‘What use is musical theatre nonsense? What’s that going to get you in life?’
Sings again sadly
Now’s your inning. Stand the world on it’s ear!
Set it spinning! That’ll be just the beginning!
Curtain up! Light the lights!
No Mama Rose in my life. Not that I’m suggesting she’s a model for parenting. She makes ‘Dance Moms’ look reserved after all. Eventually though, I was allowed to see a show. All the way to the bright lights of London. Like a really low budget backstage film. If backstage films included the 7am slow train from Birmingham New Street and a mad dash across Kings Cross clutching a Burger King for the last train home.
Curtain up! Light the lights!
You’re allowed to cry in the theatre too. In the dark. Where nobody can see you. You can sit there, all alone, but not alone. And cry. Have you ever done that? Just been carried away in the darkness by music, by a story…That’s what I remember about those years. That moment of…release, when you get carried away by people telling you their stories. Giving you their heart. And you can give them yours in return. Just by sitting there. It sounds silly when you say it out loud. It wouldn’t sound silly in a song.
Back then my only real friends lived on stage. On CDs. On YouTube. But somewhere between the Birmingham New Street-Burger King dash, I found my people.
Curtain up! Light the lights!
We got nothing to hit but the heights!

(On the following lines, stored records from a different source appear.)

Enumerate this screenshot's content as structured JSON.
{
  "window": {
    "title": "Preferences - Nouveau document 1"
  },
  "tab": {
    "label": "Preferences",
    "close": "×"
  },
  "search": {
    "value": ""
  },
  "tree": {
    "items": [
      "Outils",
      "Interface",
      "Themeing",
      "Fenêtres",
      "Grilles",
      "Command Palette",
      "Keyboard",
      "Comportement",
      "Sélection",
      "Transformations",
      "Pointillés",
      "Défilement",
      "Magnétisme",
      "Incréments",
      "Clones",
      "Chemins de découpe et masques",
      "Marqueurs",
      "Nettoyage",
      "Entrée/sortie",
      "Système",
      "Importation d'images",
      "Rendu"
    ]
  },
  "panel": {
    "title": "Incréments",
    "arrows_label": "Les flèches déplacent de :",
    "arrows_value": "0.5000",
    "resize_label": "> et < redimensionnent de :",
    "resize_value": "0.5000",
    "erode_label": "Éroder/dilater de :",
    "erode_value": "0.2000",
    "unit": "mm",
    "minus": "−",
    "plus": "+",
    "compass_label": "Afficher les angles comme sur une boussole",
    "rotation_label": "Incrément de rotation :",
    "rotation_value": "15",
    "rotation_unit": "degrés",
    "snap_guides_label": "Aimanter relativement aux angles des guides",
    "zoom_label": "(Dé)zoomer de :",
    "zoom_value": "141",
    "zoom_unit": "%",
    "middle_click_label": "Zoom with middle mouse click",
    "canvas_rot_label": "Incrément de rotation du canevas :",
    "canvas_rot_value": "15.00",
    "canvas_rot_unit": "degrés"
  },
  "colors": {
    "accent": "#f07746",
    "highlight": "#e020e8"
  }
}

I met my best friends in those darkened rooms. We find each other. Somehow, in the darkness. In the way we only know how to talk in theatre. You wouldn’t think it, but we can feel the same as a stadium of football fans, cheering on what we love, united in that moment…watching a perfect moment on stage, in a packed theatre…it’s like scoring the winning goal, or some sports metaphor. It’s a cliché to talk about shared experience…but it feels like breathing with one breath, beating with one heart. Or just bragging rights that you were at the closing night of Company and clearly the coolest of nerds.
I’m back to doing it in my bedroom now. Singing I mean. We all are, I guess. Some days, well, some days, it’s all that keeps me sane. Belting out showtunes. I can be Barbara. Or Imelda. Or I could be Lin Manuel Miranda or Hugh Jackman…or I can be me. More me in a showtune than anywhere else. For now, it’s a bedroom concert. The stage is in my head.
Pretending I’m in a room, waiting for the curtain to come up. I worry we’ll never find our way back. I worry …I worry it’s all gone.
But then I think of that time. The next time. When you hear the start of an overture. I think of the room filling with music. I think of turning to my friends I found in the darkness, sitting there with me. Holding hands tightly to fight back the tears. And the music fills the theatre, and the applause rises, and rises and rises…
Everything’s coming up sunshine and Santa Claus!
Everything’s gonna be bright lights and lollipops!
Everything’s coming up roses for me and for you!
The great team at Pen and Paper Theatre Co. recorded my short play ‘Flipcharts and Phillip Schoefield for their podcast.
You can listen to the play, beautifully performed by Phillipa Howe here: